▼▼▼

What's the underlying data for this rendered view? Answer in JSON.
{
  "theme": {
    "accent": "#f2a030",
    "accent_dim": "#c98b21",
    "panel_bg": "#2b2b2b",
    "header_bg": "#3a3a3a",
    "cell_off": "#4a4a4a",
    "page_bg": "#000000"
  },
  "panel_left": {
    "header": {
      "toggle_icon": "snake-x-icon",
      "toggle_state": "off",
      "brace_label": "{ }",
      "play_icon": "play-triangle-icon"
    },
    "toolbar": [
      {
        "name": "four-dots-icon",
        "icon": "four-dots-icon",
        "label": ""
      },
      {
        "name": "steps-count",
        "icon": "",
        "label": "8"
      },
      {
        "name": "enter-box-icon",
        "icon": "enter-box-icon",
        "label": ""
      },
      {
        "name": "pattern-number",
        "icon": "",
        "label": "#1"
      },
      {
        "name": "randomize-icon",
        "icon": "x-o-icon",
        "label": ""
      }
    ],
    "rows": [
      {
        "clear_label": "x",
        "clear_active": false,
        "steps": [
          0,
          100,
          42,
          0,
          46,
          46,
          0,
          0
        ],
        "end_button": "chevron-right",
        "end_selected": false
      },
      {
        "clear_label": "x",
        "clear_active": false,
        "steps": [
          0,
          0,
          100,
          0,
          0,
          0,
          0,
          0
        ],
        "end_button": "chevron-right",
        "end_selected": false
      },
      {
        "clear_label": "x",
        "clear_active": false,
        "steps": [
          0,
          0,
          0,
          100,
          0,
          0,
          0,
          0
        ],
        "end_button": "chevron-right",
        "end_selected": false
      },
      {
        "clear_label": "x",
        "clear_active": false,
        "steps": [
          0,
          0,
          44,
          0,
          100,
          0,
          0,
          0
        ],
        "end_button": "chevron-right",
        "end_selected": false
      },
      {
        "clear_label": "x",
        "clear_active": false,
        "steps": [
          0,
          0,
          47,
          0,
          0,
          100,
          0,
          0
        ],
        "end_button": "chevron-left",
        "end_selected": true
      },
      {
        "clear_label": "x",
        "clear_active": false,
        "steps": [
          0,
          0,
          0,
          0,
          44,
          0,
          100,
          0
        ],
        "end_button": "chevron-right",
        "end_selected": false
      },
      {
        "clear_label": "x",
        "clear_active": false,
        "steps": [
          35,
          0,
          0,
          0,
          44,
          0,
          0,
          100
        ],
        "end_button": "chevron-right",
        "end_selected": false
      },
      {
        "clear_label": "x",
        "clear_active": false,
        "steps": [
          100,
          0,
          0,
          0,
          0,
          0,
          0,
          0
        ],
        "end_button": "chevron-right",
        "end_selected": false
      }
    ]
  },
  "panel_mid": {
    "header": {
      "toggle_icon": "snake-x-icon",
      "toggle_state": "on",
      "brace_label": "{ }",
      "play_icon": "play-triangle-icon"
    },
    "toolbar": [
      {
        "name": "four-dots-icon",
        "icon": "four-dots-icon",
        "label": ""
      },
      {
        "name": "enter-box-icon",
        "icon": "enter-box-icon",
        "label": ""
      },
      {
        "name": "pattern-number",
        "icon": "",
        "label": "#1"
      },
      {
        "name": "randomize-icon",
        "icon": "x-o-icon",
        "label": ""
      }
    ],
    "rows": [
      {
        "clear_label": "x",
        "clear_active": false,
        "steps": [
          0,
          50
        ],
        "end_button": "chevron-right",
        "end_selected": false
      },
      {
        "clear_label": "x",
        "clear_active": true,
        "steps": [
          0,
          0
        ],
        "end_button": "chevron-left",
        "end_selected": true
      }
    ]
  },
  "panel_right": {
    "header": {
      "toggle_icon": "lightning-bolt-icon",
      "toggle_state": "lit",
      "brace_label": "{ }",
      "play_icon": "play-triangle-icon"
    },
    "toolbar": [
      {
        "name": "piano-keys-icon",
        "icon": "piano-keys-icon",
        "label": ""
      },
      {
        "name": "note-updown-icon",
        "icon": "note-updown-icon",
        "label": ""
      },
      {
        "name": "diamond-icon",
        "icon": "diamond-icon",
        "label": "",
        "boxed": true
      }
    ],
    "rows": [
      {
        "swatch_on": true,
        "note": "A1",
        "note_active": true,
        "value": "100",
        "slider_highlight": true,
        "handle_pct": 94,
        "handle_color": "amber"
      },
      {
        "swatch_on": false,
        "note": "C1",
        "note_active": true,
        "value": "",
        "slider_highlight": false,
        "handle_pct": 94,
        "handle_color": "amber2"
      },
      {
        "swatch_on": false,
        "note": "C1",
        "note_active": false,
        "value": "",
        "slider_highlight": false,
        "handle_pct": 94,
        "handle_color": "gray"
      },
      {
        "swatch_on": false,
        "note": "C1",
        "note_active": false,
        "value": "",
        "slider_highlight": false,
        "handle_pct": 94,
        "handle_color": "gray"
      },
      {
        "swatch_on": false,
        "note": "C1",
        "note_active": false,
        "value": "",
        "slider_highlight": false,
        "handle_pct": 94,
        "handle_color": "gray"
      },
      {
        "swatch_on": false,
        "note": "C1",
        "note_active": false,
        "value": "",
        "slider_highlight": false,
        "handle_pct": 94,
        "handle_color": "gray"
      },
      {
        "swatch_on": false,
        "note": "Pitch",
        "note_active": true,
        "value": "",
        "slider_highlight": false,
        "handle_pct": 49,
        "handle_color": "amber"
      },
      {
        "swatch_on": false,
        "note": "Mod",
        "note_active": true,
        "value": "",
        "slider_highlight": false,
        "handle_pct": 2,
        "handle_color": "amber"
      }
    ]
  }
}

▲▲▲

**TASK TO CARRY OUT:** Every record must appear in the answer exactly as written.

**EXPECTED OUTPUT:**
What's the underlying data for this rendered view? Answer in JSON.
{
  "theme": {
    "accent": "#f2a030",
    "accent_dim": "#c98b21",
    "panel_bg": "#2b2b2b",
    "header_bg": "#3a3a3a",
    "cell_off": "#4a4a4a",
    "page_bg": "#000000"
  },
  "panel_left": {
    "header": {
      "toggle_icon": "snake-x-icon",
      "toggle_state": "off",
      "brace_label": "{ }",
      "play_icon": "play-triangle-icon"
    },
    "toolbar": [
      {
        "name": "four-dots-icon",
        "icon": "four-dots-icon",
        "label": ""
      },
      {
        "name": "steps-count",
        "icon": "",
        "label": "8"
      },
      {
        "name": "enter-box-icon",
        "icon": "enter-box-icon",
        "label": ""
      },
      {
        "name": "pattern-number",
        "icon": "",
        "label": "#1"
      },
      {
        "name": "randomize-icon",
        "icon": "x-o-icon",
        "label": ""
      }
    ],
    "rows": [
      {
        "clear_label": "x",
        "clear_active": false,
        "steps": [
          0,
          100,
          42,
          0,
          46,
          46,
          0,
          0
        ],
        "end_button": "chevron-right",
        "end_selected": false
      },
      {
        "clear_label": "x",
        "clear_active": false,
        "steps": [
          0,
          0,
          100,
          0,
          0,
          0,
          0,
          0
        ],
        "end_button": "chevron-right",
        "end_selected": false
      },
      {
        "clear_label": "x",
        "clear_active": false,
        "steps": [
          0,
          0,
          0,
          100,
          0,
          0,
          0,
          0
        ],
        "end_button": "chevron-right",
        "end_selected": false
      },
      {
        "clear_label": "x",
        "clear_active": false,
        "steps": [
          0,
          0,
          44,
          0,
          100,
          0,
          0,
          0
        ],
        "end_button": "chevron-right",
        "end_selected": false
      },
      {
        "clear_label": "x",
        "clear_active": false,
        "steps": [
          0,
          0,
          47,
          0,
          0,
          100,
          0,
          0
        ],
        "end_button": "chevron-left",
        "end_selected": true
      },
      {
        "clear_label": "x",
        "clear_active": false,
        "steps": [
          0,
          0,
          0,
          0,
          44,
          0,
          100,
          0
        ],
        "end_button": "chevron-right",
        "end_selected": false
      },
      {
        "clear_label": "x",
        "clear_active": false,
        "steps": [
          35,
          0,
          0,
          0,
          44,
          0,
          0,
          100
        ],
        "end_button": "chevron-right",
        "end_selected": false
      },
      {
        "clear_label": "x",
        "clear_active": false,
        "steps": [
          100,
          0,
          0,
          0,
          0,
          0,
          0,
          0
        ],
        "end_button": "chevron-right",
        "end_selected": false
      }
    ]
  },
  "panel_mid": {
    "header": {
      "toggle_icon": "snake-x-icon",
      "toggle_state": "on",
      "brace_label": "{ }",
      "play_icon": "play-triangle-icon"
    },
    "toolbar": [
      {
        "name": "four-dots-icon",
        "icon": "four-dots-icon",
        "label": ""
      },
      {
        "name": "enter-box-icon",
        "icon": "enter-box-icon",
        "label": ""
      },
      {
        "name": "pattern-number",
        "icon": "",
        "label": "#1"
      },
      {
        "name": "randomize-icon",
        "icon": "x-o-icon",
        "label": ""
      }
    ],
    "rows": [
      {
        "clear_label": "x",
        "clear_active": false,
        "steps": [
          0,
          50
        ],
        "end_button": "chevron-right",
        "end_selected": false
      },
      {
        "clear_label": "x",
        "clear_active": true,
        "steps": [
          0,
          0
        ],
        "end_button": "chevron-left",
        "end_selected": true
      }
    ]
  },
  "panel_right": {
    "header": {
      "toggle_icon": "lightning-bolt-icon",
      "toggle_state": "lit",
      "brace_label": "{ }",
      "play_icon": "play-triangle-icon"
    },
    "toolbar": [
      {
        "name": "piano-keys-icon",
        "icon": "piano-keys-icon",
        "label": ""
      },
      {
        "name": "note-updown-icon",
        "icon": "note-updown-icon",
        "label": ""
      },
      {
        "name": "diamond-icon",
        "icon": "diamond-icon",
        "label": "",
        "boxed": true
      }
    ],
    "rows": [
      {
        "swatch_on": true,
        "note": "A1",
        "note_active": true,
        "value": "100",
        "slider_highlight": true,
        "handle_pct": 94,
        "handle_color": "amber"
      },
      {
        "swatch_on": false,
        "note": "C1",
        "note_active": true,
        "value": "",
        "slider_highlight": false,
        "handle_pct": 94,
        "handle_color": "amber2"
      },
      {
        "swatch_on": false,
        "note": "C1",
        "note_active": false,
        "value": "",
        "slider_highlight": false,
        "handle_pct": 94,
        "handle_color": "gray"
      },
      {
        "swatch_on": false,
        "note": "C1",
        "note_active": false,
        "value": "",
        "slider_highlight": false,
        "handle_pct": 94,
        "handle_color": "gray"
      },
      {
        "swatch_on": false,
        "note": "C1",
        "note_active": false,
        "value": "",
        "slider_highlight": false,
        "handle_pct": 94,
        "handle_color": "gray"
      },
      {
        "swatch_on": false,
        "note": "C1",
        "note_active": false,
        "value": "",
        "slider_highlight": false,
        "handle_pct": 94,
        "handle_color": "gray"
      },
      {
        "swatch_on": false,
        "note": "Pitch",
        "note_active": true,
        "value": "",
        "slider_highlight": false,
        "handle_pct": 49,
        "handle_color": "amber"
      },
      {
        "swatch_on": false,
        "note": "Mod",
        "note_active": true,
        "value": "",
        "slider_highlight": false,
        "handle_pct": 2,
        "handle_color": "amber"
      }
    ]
  }
}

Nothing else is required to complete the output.